>>>>

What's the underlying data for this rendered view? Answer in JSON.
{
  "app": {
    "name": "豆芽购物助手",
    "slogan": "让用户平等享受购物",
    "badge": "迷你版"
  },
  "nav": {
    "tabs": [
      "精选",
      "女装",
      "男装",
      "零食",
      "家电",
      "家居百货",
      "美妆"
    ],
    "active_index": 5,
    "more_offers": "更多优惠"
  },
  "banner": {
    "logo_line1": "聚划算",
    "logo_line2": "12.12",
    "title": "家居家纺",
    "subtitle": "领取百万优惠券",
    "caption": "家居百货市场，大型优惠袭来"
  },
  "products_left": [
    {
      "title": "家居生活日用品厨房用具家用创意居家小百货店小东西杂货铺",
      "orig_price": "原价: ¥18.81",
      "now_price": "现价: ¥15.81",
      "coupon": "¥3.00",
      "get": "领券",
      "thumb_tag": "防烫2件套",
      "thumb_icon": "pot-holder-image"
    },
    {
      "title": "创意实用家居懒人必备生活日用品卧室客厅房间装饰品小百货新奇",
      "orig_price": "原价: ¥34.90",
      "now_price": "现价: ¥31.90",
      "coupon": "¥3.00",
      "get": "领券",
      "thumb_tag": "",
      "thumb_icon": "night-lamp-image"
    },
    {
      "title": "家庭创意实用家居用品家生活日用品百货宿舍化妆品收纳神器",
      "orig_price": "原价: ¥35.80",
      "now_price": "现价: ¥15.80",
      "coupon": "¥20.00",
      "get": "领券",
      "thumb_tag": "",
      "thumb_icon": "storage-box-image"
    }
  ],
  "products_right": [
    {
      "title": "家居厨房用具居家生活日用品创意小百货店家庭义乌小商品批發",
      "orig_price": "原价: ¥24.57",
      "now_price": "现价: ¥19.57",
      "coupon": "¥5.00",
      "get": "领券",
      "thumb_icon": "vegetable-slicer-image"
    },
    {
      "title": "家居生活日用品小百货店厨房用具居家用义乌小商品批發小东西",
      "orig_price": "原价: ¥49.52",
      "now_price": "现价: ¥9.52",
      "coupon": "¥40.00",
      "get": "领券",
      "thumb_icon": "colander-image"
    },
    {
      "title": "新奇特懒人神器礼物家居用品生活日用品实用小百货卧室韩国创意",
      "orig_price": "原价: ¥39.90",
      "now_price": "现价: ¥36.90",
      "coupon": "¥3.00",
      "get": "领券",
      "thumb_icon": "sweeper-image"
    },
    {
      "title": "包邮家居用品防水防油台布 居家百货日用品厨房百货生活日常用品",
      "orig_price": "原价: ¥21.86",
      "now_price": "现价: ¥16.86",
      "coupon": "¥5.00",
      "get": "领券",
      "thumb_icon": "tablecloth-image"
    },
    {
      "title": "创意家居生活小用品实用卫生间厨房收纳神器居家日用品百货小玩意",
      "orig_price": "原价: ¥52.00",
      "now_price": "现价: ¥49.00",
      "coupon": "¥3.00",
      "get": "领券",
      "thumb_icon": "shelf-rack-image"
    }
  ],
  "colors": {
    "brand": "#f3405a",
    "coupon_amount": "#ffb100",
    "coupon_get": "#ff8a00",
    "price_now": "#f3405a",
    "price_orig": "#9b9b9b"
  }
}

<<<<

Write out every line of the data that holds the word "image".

- **RESPONSE**:
      "thumb_icon": "pot-holder-image"
      "thumb_icon": "night-lamp-image"
      "thumb_icon": "storage-box-image"
      "thumb_icon": "vegetable-slicer-image"
      "thumb_icon": "colander-image"
      "thumb_icon": "sweeper-image"
      "thumb_icon": "tablecloth-image"
      "thumb_icon": "shelf-rack-image"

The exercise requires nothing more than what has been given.